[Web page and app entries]
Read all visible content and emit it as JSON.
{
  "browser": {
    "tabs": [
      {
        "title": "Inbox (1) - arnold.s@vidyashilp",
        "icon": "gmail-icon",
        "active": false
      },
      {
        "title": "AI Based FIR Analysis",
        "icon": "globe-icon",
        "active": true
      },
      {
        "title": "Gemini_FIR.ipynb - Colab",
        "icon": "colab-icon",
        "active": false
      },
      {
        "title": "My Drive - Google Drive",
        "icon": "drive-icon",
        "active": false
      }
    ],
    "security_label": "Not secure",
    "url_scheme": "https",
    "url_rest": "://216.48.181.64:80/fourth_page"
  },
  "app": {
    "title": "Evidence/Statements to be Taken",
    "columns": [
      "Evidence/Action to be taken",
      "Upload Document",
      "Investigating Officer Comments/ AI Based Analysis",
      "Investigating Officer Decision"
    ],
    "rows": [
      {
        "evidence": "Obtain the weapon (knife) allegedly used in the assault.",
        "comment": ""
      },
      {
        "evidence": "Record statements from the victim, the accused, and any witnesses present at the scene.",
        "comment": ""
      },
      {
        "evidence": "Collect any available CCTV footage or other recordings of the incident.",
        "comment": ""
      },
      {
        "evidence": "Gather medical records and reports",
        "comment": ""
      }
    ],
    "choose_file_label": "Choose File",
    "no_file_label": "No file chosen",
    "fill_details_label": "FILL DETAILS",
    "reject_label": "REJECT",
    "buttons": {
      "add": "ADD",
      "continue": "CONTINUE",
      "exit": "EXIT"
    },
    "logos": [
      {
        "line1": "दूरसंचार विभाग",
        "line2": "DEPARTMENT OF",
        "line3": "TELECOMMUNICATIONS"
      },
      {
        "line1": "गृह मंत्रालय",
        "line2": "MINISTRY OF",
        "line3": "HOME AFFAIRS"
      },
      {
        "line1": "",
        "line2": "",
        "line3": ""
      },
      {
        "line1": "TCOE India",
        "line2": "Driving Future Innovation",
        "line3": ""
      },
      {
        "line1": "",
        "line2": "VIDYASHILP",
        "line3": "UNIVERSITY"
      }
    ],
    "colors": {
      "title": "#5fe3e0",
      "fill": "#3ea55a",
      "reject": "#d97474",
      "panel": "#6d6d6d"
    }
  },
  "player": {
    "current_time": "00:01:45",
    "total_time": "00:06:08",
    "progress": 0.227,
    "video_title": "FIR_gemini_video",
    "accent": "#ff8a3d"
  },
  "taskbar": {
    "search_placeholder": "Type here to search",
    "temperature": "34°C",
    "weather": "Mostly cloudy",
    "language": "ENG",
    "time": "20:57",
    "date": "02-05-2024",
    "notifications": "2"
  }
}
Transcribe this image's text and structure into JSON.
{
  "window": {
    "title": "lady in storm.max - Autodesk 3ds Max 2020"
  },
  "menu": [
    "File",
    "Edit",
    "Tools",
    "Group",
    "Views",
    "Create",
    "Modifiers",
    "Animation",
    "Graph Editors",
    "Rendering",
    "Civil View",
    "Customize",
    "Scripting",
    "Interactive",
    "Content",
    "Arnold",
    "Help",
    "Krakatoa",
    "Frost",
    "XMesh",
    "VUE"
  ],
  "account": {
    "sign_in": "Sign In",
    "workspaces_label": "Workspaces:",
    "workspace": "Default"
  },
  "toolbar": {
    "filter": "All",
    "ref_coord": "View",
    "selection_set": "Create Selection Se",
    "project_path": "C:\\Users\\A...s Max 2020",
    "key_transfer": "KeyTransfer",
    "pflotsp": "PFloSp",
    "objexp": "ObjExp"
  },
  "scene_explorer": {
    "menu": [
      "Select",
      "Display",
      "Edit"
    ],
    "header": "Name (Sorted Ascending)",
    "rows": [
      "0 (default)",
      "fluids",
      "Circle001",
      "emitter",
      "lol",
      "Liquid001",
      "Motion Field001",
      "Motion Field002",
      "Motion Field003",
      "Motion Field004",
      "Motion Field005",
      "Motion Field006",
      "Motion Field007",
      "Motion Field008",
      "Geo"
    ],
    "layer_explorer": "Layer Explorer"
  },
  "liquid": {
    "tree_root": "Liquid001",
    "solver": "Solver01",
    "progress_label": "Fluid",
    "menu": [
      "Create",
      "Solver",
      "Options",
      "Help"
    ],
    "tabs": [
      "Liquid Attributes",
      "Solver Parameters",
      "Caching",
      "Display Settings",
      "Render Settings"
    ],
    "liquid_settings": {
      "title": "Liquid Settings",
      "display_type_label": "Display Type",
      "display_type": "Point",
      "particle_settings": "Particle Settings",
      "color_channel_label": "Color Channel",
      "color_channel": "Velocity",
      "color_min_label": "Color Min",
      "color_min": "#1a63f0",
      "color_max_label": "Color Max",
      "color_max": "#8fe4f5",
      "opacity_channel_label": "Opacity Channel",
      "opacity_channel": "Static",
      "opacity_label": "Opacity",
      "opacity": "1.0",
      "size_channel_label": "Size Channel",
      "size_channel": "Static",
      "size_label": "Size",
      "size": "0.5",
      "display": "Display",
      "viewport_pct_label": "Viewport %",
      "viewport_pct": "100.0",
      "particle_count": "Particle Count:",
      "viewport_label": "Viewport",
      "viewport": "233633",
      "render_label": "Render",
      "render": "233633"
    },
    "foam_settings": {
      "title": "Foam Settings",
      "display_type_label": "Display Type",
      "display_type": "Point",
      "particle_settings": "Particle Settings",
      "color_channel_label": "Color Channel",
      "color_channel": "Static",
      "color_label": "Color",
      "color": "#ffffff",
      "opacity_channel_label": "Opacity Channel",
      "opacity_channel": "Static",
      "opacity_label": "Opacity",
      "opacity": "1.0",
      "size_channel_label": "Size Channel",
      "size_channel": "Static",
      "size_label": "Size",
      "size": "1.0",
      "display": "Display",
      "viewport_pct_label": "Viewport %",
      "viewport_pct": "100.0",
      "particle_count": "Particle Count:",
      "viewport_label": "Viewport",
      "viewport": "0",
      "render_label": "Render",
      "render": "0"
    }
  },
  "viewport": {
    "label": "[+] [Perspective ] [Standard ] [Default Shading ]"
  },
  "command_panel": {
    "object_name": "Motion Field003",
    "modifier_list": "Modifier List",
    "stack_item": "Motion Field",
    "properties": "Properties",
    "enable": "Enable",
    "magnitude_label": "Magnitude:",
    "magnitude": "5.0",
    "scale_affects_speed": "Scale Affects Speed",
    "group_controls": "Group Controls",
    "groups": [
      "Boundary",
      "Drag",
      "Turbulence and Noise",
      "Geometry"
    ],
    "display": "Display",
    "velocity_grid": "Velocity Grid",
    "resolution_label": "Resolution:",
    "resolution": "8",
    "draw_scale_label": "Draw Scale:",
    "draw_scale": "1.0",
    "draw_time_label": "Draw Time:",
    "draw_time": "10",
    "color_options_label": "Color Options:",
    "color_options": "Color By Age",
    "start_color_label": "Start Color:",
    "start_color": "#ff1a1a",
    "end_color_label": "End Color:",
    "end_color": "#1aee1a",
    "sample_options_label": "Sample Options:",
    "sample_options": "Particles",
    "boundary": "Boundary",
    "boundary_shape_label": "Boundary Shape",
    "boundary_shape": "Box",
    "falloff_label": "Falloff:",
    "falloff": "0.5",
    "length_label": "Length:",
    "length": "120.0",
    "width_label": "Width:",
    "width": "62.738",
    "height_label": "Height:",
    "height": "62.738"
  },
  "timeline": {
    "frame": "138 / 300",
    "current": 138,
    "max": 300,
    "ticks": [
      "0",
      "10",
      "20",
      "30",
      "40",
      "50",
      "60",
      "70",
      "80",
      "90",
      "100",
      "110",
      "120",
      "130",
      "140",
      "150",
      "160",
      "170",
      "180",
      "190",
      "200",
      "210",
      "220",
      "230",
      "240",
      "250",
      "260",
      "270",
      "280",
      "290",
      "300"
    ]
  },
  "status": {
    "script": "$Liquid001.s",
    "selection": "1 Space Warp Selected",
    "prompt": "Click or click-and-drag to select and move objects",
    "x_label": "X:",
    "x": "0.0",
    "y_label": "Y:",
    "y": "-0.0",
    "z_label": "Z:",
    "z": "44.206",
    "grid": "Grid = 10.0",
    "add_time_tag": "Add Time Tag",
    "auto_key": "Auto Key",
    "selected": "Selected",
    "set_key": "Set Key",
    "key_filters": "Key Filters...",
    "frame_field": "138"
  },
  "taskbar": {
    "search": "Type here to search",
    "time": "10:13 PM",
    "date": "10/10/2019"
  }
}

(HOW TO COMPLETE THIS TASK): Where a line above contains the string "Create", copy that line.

(FINAL ANSWER):
    "Create",
    "selection_set": "Create Selection Se",
      "Create",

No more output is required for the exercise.